The history of the discovery of M42
While visible as nebulous patch to the naked eye even under moderate conditions,
the Orion Nebula seems to have escaped pre-telescopic detection; only the bright
star Theta1 Orionis, which is situated within the nebula, was wellknown to
ancient and medevial astronomers. Even Galilei didn't mention it, although he
detected a number of stars in and around it during his first telescopic
observations in 1610, and in 1617, found the three brightest stars of the
A considerable number of consequent independent discoveries of this nebula
followed the invention of telescope:
All these discoveries didn't get publicly known, but were forgotten for a
considerable period of time. Consequently, the independent rediscovery by
Christiaan Huygens of 1656
was longly considered original, e.g. by
Philippe Loys de Chéseaux and
It was not before 1854 that Rudolf Wolf found and published Cysatus' discovery
Guillaume Bigourdan recovered
Peiresc's original discovery in 1916
(Bigourdan 1916), also referring to Cysatus'
finding, while Hodierna's work was rediscovered only in the 1980s
(Serio et.al. 1985).
- Guillaume Bigourdan, 1916.
La découverte de la nébuleuse d'Orion (N.G.C. 1976) par Peiresc.
Comptes Rendus, Vol. 162, pp. 489-490.

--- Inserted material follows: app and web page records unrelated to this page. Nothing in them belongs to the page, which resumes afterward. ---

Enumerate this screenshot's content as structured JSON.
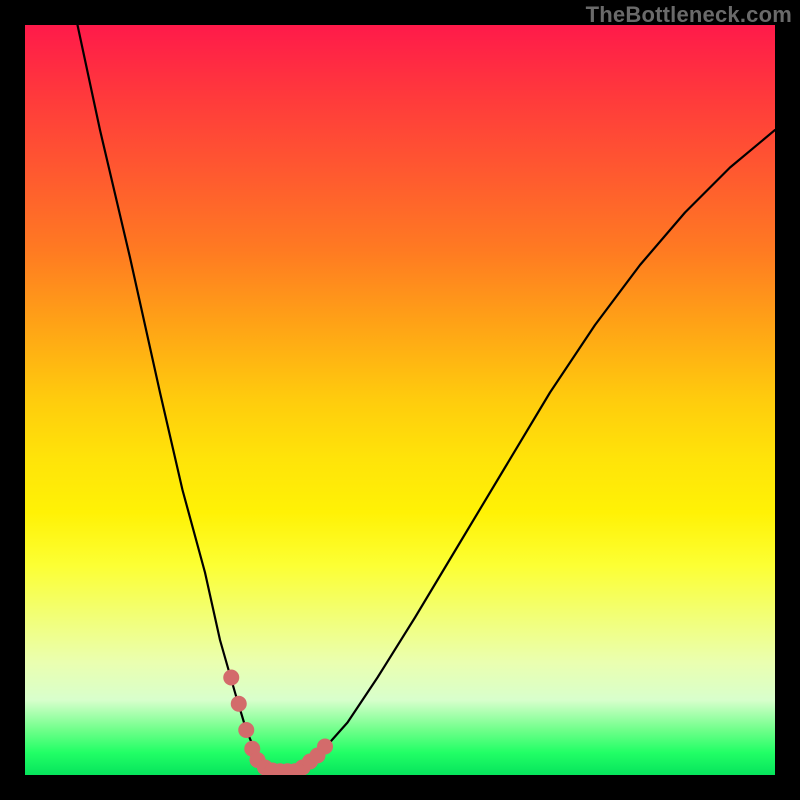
{
  "watermark": "TheBottleneck.com",
  "chart_data": {
    "type": "line",
    "title": "",
    "xlabel": "",
    "ylabel": "",
    "xlim": [
      0,
      100
    ],
    "ylim": [
      0,
      100
    ],
    "grid": false,
    "legend": false,
    "series": [
      {
        "name": "curve",
        "x": [
          7,
          10,
          14,
          18,
          21,
          24,
          26,
          28,
          29.5,
          31,
          32.5,
          34,
          36,
          39,
          43,
          47,
          52,
          58,
          64,
          70,
          76,
          82,
          88,
          94,
          100
        ],
        "values": [
          100,
          86,
          69,
          51,
          38,
          27,
          18,
          11,
          6,
          2.5,
          1,
          0.5,
          0.5,
          2.5,
          7,
          13,
          21,
          31,
          41,
          51,
          60,
          68,
          75,
          81,
          86
        ]
      }
    ],
    "marked_points": {
      "name": "highlight-dots",
      "x": [
        27.5,
        28.5,
        29.5,
        30.3,
        31,
        32,
        33,
        34,
        35,
        36,
        37,
        38,
        39,
        40
      ],
      "values": [
        13,
        9.5,
        6,
        3.5,
        2,
        1,
        0.6,
        0.5,
        0.5,
        0.5,
        1,
        1.8,
        2.6,
        3.8
      ]
    },
    "gradient_stops": [
      {
        "pos": 0.0,
        "color": "#ff1a4a"
      },
      {
        "pos": 0.5,
        "color": "#ffcc0d"
      },
      {
        "pos": 0.72,
        "color": "#fcff33"
      },
      {
        "pos": 0.9,
        "color": "#d8ffcc"
      },
      {
        "pos": 1.0,
        "color": "#06e45c"
      }
    ]
  }
}
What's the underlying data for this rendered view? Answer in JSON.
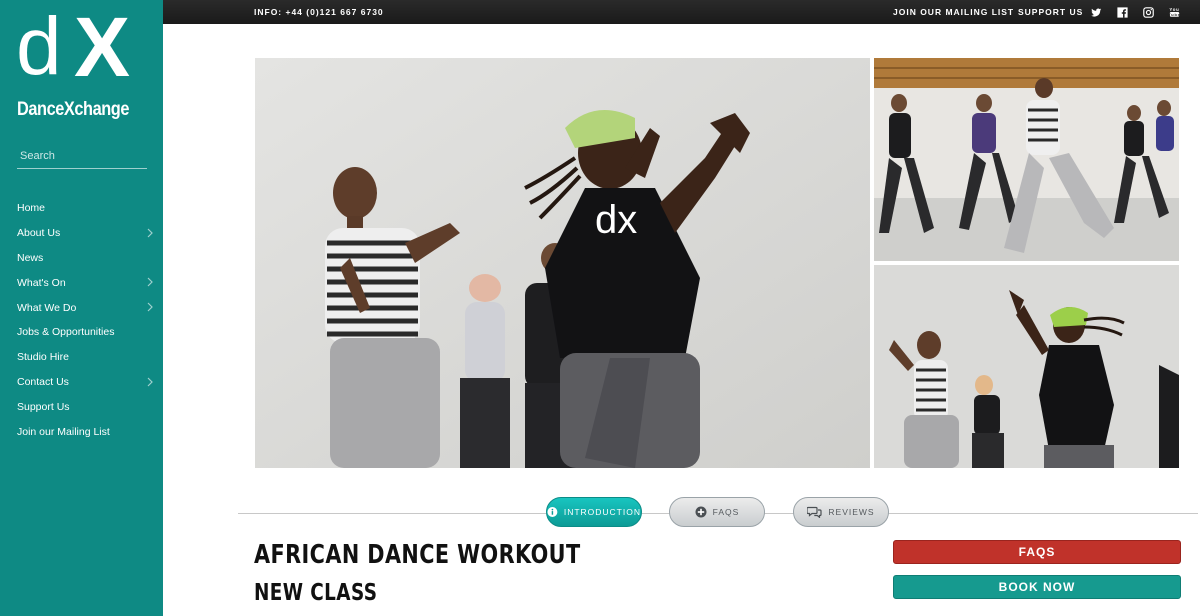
{
  "brand": {
    "logo_d": "d",
    "logo_x": "X",
    "name": "DanceXchange",
    "color": "#0e8a84"
  },
  "search": {
    "placeholder": "Search",
    "value": ""
  },
  "nav": [
    {
      "label": "Home",
      "has_submenu": false
    },
    {
      "label": "About Us",
      "has_submenu": true
    },
    {
      "label": "News",
      "has_submenu": false
    },
    {
      "label": "What's On",
      "has_submenu": true
    },
    {
      "label": "What We Do",
      "has_submenu": true
    },
    {
      "label": "Jobs & Opportunities",
      "has_submenu": false
    },
    {
      "label": "Studio Hire",
      "has_submenu": false
    },
    {
      "label": "Contact Us",
      "has_submenu": true
    },
    {
      "label": "Support Us",
      "has_submenu": false
    },
    {
      "label": "Join our Mailing List",
      "has_submenu": false
    }
  ],
  "topbar": {
    "info": "INFO: +44 (0)121 667 6730",
    "mailing": "JOIN OUR MAILING LIST",
    "support": "SUPPORT US",
    "social": [
      "twitter-icon",
      "facebook-icon",
      "instagram-icon",
      "youtube-icon"
    ]
  },
  "tabs": [
    {
      "label": "INTRODUCTION",
      "icon": "info-icon",
      "active": true
    },
    {
      "label": "FAQS",
      "icon": "plus-icon",
      "active": false
    },
    {
      "label": "REVIEWS",
      "icon": "speech-bubbles-icon",
      "active": false
    }
  ],
  "event": {
    "title": "AFRICAN DANCE WORKOUT",
    "subtitle": "NEW CLASS"
  },
  "actions": {
    "faqs": "FAQS",
    "book_now": "BOOK NOW",
    "faqs_color": "#c0322a",
    "book_color": "#169a8f"
  }
}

- Johann Baptist Cysatus, 1619.
Mathemata astronomica de cometa anni 1618.
- Giovanni Battista Hodierna, 1654.
De systemate orbis cometici, deque admirandis coeli characteribus
[About the systematics of the cometary orbit, and about the admirable
objects of the sky].
- Christiaan Huygens, 1659.
- G.F. Serio, L. Indorato and P. Nastasi, 1985.
G.B. Hodierna's Observations of Nebulae and his Cosmology.
Journal of the History of Astronomy, Vol. XVI, No. 45, p. 1-36
- Rudolf Wolf, 1854.
Ueber den Nebelfleck im Orion.
Astronomische Nachrichten, Vol. 38, No. 859, col. 109/110.
Last Modification: March 18, 2006